====== Data records
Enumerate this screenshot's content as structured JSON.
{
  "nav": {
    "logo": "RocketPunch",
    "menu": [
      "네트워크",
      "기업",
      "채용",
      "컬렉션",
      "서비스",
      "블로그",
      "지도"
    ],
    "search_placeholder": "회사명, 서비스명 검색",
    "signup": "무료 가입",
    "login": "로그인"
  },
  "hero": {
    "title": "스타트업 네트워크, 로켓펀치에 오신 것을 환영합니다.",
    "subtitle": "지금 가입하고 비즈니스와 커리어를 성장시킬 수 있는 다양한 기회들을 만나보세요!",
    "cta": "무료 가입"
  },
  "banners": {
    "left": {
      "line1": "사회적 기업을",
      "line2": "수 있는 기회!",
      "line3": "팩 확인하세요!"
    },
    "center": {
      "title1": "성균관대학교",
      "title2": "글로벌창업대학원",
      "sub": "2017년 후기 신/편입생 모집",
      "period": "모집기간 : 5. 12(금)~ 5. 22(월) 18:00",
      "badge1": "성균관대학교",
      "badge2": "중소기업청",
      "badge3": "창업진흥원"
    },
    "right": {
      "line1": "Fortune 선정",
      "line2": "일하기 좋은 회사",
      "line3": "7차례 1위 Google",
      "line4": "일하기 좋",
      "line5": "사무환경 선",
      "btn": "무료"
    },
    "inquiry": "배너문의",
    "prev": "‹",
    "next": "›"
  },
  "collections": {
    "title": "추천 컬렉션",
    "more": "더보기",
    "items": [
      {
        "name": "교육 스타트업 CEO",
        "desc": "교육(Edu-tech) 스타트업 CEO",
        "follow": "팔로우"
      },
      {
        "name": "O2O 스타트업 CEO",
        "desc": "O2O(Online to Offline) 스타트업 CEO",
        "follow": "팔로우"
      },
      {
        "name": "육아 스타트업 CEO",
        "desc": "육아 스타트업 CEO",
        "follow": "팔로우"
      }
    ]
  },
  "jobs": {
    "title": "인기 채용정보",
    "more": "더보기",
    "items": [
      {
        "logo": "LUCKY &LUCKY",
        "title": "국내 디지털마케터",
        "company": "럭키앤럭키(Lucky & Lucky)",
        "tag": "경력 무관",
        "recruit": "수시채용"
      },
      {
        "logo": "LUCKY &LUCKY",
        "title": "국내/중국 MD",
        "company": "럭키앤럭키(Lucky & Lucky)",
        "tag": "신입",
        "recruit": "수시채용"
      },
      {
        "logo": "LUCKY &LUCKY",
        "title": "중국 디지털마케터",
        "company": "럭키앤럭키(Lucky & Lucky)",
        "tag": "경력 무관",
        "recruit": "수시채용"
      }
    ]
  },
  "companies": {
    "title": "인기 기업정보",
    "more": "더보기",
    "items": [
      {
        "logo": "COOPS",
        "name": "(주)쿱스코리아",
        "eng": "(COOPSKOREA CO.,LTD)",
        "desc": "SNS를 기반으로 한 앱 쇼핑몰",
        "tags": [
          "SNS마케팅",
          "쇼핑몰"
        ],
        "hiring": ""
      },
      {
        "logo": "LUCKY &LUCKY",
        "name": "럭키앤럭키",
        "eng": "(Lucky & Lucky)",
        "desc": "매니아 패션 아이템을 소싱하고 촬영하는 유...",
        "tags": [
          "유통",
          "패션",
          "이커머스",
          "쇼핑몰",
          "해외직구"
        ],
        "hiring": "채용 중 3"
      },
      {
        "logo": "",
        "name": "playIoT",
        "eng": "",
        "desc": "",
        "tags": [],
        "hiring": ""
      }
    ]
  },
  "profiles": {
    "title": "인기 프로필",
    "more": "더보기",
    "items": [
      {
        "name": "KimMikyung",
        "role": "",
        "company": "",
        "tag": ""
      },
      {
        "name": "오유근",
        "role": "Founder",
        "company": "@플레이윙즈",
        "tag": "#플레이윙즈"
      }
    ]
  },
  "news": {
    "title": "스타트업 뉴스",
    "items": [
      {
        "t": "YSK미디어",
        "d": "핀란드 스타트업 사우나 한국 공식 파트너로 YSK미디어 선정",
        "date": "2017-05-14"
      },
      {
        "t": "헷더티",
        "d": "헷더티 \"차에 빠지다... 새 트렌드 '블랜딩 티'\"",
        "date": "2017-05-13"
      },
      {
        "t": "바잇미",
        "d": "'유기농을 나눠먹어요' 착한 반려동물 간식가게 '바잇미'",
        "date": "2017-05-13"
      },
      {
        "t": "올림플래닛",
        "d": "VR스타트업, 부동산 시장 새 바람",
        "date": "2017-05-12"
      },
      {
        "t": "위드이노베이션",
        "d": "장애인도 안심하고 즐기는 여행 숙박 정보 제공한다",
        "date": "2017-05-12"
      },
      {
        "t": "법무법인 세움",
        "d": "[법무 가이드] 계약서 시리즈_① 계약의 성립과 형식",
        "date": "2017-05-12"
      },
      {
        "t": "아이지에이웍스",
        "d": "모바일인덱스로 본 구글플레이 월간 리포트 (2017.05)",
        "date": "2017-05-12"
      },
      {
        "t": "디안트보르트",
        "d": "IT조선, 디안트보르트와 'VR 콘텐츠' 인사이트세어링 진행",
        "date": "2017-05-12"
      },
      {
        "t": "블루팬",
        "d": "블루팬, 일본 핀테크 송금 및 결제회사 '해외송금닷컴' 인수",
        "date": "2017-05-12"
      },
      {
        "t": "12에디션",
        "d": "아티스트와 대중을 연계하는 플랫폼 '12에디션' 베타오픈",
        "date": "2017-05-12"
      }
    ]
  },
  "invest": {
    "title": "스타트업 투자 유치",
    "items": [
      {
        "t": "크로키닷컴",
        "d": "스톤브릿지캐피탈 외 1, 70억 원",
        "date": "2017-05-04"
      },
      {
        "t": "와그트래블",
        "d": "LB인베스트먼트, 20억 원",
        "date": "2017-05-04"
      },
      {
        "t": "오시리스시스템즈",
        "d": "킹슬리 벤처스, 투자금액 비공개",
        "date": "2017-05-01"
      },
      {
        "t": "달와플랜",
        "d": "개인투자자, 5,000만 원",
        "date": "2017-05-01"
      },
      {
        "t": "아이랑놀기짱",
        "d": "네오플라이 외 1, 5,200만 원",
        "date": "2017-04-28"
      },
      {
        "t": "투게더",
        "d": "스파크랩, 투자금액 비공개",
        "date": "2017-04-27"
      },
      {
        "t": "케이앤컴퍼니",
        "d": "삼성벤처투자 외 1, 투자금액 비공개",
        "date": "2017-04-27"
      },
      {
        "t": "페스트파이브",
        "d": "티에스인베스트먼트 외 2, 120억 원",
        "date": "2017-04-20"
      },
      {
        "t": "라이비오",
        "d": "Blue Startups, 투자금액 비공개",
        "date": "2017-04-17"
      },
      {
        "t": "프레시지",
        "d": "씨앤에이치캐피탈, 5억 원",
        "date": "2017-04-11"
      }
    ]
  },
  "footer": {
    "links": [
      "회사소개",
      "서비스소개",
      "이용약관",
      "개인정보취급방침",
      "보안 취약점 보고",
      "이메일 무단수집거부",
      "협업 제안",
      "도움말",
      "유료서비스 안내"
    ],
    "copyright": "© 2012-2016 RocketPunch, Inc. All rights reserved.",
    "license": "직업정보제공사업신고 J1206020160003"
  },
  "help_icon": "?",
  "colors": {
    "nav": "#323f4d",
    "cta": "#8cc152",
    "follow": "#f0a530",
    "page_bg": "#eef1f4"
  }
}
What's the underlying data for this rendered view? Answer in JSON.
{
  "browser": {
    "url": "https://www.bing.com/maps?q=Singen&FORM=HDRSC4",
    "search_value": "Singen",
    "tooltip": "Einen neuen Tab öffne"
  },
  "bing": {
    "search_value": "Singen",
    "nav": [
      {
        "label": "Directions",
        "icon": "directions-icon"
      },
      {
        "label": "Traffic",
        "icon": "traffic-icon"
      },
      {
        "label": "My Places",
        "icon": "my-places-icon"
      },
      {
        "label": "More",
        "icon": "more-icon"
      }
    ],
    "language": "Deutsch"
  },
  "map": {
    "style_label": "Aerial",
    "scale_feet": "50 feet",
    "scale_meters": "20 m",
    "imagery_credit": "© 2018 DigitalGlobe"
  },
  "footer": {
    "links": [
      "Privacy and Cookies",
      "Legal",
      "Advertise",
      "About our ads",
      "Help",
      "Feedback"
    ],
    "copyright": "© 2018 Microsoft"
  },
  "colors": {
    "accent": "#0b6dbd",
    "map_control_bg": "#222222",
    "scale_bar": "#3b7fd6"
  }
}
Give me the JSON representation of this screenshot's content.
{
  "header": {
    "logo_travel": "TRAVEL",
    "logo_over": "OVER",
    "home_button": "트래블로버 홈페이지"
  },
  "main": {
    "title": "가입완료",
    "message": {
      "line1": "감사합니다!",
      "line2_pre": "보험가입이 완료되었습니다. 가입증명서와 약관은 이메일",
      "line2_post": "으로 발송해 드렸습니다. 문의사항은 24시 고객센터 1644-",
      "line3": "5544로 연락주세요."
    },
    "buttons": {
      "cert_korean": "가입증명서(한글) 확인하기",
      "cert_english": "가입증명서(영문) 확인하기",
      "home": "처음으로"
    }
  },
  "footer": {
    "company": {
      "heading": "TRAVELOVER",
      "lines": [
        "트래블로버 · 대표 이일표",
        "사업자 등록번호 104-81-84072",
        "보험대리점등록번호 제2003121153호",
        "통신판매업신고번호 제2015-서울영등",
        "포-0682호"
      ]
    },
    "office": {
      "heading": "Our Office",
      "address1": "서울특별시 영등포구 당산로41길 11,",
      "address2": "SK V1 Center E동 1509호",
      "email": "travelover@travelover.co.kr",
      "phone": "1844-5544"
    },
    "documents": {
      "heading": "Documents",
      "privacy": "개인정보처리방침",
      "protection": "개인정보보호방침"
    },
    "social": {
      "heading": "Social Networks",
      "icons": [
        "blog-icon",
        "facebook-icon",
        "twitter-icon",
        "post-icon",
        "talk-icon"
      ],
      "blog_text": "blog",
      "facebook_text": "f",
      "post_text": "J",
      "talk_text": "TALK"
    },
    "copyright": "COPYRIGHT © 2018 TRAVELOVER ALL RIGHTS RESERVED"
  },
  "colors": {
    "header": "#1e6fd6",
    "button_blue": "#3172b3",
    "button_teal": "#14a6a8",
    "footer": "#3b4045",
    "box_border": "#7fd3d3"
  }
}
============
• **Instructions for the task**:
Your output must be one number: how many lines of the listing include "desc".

• **Result for this task**:
6